This major highway begins a little outside of Islamabad. Once you proceed northwards, you are going to eventually run into a sign that tells travellers which way to take for which destination: a right turn leads to China and proceeding along the straight road takes you to the Khyber Pass. You shall be passing by some spectacular opportunities for exploration along the way. Once you come within range of the Karakoram mountains, for instance, you shall be liable to find ancient rock art just a short way from the road itself-there are thousands upon thousands of these petroglyphs around KKH, as a matter of fact, and they date back to the days when this was traversed by ancient peoples as one of the paths leading to the main Silk Road.
Gilgit-Baltistan is along the way too, and it certainly presents quite a few thrills. Besides its possession of the polo ground with the highest elevation in the world, the area also has some of the most impressive peaks in the world, including several “eight thousanders” and the infamous K2, the second-highest peak on the planet as well as the second-most-dangerous based on fatality-to-summit rates.

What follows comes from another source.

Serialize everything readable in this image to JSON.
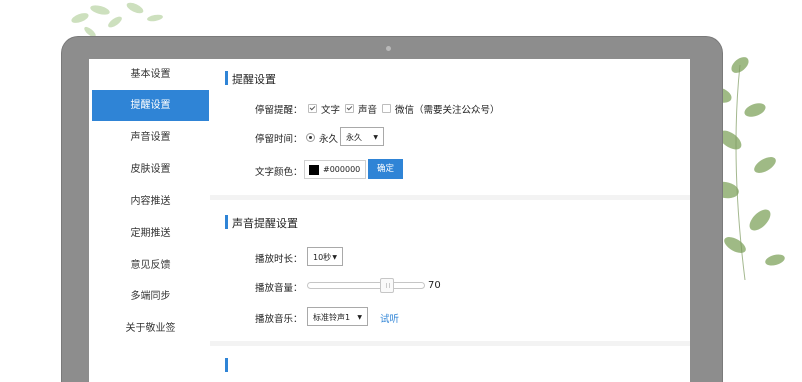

One out of every four climbers trying to scale K2 dies in the process.
This is not all harsh land and treacherous peaks, though. Along the way you get the chance to stop by Hunza Valley, the place credited with having inspired James Hilton’s Shangri-La. Forts over a millennium in age stand here, as does a culture and society whose people are known for their friendliness to outsiders and unusually long lives, with the average person living to well over a century in age. This is a fabled place, one that merits a visit from every tourist coming to Pakistan.
Typically, people stop at the end of the road just before reaching the border and turn back, since the main goal for most is just to traverse the part of the road within the country in which they are staying. It would be added work too to have to obtain the visa for China, after all. If you are going to be travelling Karakoram Highway, keep in mind a few tips: first off, inquire with local agencies or travel advisories as to the current state of security in the area and if the passes are going to be open (they may be closed at times such as winter). Make inquiries at more than one travel bureau: it helps to get a variety of sources and opinions. Furthermore, while you may take the buses from NATCO or the Northern Areas Transport Company for your trip, be warned that they can be a bit uncomfortable even if they are cheap. It would be far cosier and more likely safer to rent a car and hire a guide from a suitable travel company catering to those interested in Karakoram.